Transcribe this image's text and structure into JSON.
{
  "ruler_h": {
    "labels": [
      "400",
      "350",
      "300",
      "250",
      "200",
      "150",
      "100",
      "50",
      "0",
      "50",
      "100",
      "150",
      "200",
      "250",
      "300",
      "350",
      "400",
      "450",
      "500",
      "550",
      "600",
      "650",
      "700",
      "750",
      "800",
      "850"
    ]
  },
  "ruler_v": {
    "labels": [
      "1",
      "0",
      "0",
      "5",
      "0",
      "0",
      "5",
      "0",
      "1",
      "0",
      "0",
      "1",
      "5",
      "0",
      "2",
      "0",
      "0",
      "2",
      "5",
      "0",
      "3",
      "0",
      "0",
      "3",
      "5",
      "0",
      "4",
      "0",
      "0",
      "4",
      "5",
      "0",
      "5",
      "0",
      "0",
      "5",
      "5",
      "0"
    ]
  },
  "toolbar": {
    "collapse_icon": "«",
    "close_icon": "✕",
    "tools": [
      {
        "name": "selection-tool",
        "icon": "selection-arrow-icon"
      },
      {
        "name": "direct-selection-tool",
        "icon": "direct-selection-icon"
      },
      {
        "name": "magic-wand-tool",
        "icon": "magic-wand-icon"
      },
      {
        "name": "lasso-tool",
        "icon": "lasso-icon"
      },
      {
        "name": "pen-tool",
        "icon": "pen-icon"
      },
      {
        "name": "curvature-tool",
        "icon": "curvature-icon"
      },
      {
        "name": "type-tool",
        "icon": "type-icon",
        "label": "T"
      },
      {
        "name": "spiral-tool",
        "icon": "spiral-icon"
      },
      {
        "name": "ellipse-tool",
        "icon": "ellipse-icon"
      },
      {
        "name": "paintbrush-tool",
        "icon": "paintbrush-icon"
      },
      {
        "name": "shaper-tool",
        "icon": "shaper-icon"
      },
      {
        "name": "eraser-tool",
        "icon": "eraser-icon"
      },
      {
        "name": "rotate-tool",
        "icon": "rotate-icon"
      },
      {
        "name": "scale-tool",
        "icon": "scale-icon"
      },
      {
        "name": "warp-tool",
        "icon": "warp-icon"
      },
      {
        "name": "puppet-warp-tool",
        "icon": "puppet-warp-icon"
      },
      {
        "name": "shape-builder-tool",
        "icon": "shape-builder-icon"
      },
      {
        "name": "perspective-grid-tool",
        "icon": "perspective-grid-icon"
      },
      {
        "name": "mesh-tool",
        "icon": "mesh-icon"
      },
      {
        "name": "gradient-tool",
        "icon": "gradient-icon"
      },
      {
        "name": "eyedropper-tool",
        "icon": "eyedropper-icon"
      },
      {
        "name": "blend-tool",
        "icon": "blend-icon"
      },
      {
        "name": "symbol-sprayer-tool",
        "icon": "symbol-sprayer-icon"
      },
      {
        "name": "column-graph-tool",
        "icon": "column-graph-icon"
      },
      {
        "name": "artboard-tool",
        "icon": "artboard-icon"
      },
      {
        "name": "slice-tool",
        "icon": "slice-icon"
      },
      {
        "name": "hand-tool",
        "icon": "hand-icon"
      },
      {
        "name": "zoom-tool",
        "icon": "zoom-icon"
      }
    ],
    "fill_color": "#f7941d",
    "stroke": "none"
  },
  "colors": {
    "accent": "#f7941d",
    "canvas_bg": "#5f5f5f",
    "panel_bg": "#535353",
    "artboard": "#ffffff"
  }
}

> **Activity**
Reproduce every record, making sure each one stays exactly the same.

> **The answer**
Transcribe this image's text and structure into JSON.
{
  "ruler_h": {
    "labels": [
      "400",
      "350",
      "300",
      "250",
      "200",
      "150",
      "100",
      "50",
      "0",
      "50",
      "100",
      "150",
      "200",
      "250",
      "300",
      "350",
      "400",
      "450",
      "500",
      "550",
      "600",
      "650",
      "700",
      "750",
      "800",
      "850"
    ]
  },
  "ruler_v": {
    "labels": [
      "1",
      "0",
      "0",
      "5",
      "0",
      "0",
      "5",
      "0",
      "1",
      "0",
      "0",
      "1",
      "5",
      "0",
      "2",
      "0",
      "0",
      "2",
      "5",
      "0",
      "3",
      "0",
      "0",
      "3",
      "5",
      "0",
      "4",
      "0",
      "0",
      "4",
      "5",
      "0",
      "5",
      "0",
      "0",
      "5",
      "5",
      "0"
    ]
  },
  "toolbar": {
    "collapse_icon": "«",
    "close_icon": "✕",
    "tools": [
      {
        "name": "selection-tool",
        "icon": "selection-arrow-icon"
      },
      {
        "name": "direct-selection-tool",
        "icon": "direct-selection-icon"
      },
      {
        "name": "magic-wand-tool",
        "icon": "magic-wand-icon"
      },
      {
        "name": "lasso-tool",
        "icon": "lasso-icon"
      },
      {
        "name": "pen-tool",
        "icon": "pen-icon"
      },
      {
        "name": "curvature-tool",
        "icon": "curvature-icon"
      },
      {
        "name": "type-tool",
        "icon": "type-icon",
        "label": "T"
      },
      {
        "name": "spiral-tool",
        "icon": "spiral-icon"
      },
      {
        "name": "ellipse-tool",
        "icon": "ellipse-icon"
      },
      {
        "name": "paintbrush-tool",
        "icon": "paintbrush-icon"
      },
      {
        "name": "shaper-tool",
        "icon": "shaper-icon"
      },
      {
        "name": "eraser-tool",
        "icon": "eraser-icon"
      },
      {
        "name": "rotate-tool",
        "icon": "rotate-icon"
      },
      {
        "name": "scale-tool",
        "icon": "scale-icon"
      },
      {
        "name": "warp-tool",
        "icon": "warp-icon"
      },
      {
        "name": "puppet-warp-tool",
        "icon": "puppet-warp-icon"
      },
      {
        "name": "shape-builder-tool",
        "icon": "shape-builder-icon"
      },
      {
        "name": "perspective-grid-tool",
        "icon": "perspective-grid-icon"
      },
      {
        "name": "mesh-tool",
        "icon": "mesh-icon"
      },
      {
        "name": "gradient-tool",
        "icon": "gradient-icon"
      },
      {
        "name": "eyedropper-tool",
        "icon": "eyedropper-icon"
      },
      {
        "name": "blend-tool",
        "icon": "blend-icon"
      },
      {
        "name": "symbol-sprayer-tool",
        "icon": "symbol-sprayer-icon"
      },
      {
        "name": "column-graph-tool",
        "icon": "column-graph-icon"
      },
      {
        "name": "artboard-tool",
        "icon": "artboard-icon"
      },
      {
        "name": "slice-tool",
        "icon": "slice-icon"
      },
      {
        "name": "hand-tool",
        "icon": "hand-icon"
      },
      {
        "name": "zoom-tool",
        "icon": "zoom-icon"
      }
    ],
    "fill_color": "#f7941d",
    "stroke": "none"
  },
  "colors": {
    "accent": "#f7941d",
    "canvas_bg": "#5f5f5f",
    "panel_bg": "#535353",
    "artboard": "#ffffff"
  }
}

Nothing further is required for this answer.